The BBC’s recent dismissal of Jeremy Clarkson provides a valuable lesson in disciplinary proceedings for businesses both large and small.
It is a common problem that high performing team members feel entitled to preferential treatment or that the “rules do not apply to them”.
Weighing up commercial benefits of retaining staff against the detrimental affect their behavior has on the rest of the workforce is not an easy task, particularly if their contribution to the company is as significant as Clarkson’s was to the BBC.
HR processes should be dispassionate and objective. Those responsible for the disciplinary procedures in a company should not be swayed by the influence of colleagues internally, or in the case of the BBC additional external influences such as popularity amongst the public.
Those responsible for HR should be careful not to apportion additional weight to a case based on those in the company who carry the most influence before appropriate processes have been followed and fact-finding exercises taken place.

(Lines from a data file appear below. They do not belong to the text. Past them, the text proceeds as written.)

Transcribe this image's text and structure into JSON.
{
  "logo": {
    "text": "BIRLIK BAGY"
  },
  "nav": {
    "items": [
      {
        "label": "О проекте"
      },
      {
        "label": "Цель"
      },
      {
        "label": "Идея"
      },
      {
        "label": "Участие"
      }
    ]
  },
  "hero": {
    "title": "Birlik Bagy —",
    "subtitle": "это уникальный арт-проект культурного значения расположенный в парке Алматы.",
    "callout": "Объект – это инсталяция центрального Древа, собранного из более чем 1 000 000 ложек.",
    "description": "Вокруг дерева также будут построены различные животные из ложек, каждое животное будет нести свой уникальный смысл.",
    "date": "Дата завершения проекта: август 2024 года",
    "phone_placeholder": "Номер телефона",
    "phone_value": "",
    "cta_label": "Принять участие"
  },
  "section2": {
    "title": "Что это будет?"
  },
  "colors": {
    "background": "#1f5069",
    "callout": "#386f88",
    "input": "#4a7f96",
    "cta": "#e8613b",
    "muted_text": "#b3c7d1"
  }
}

Clarkson was on a final written warning following allegations of racism last year. Despite the arguably tasteless petitioning of his reinstatement by the public after his suspension, the BBC acted in entirely the correct manner based on their obligations as an employer in the UK.
The risk to businesses that choose to apply exceptional procedures to staff members for reputational biases, in an effort to enhance profitability, often has the opposite affect. The “thin edge of the wedge” is that staff members feel resentful and demotivated due to inconsistencies amongst management. The more serious risk to the business is it has to defend itself in a tribunal for dismissing a member of staff for a lesser or similar offence.
A correct decision does not always have to be the most popular.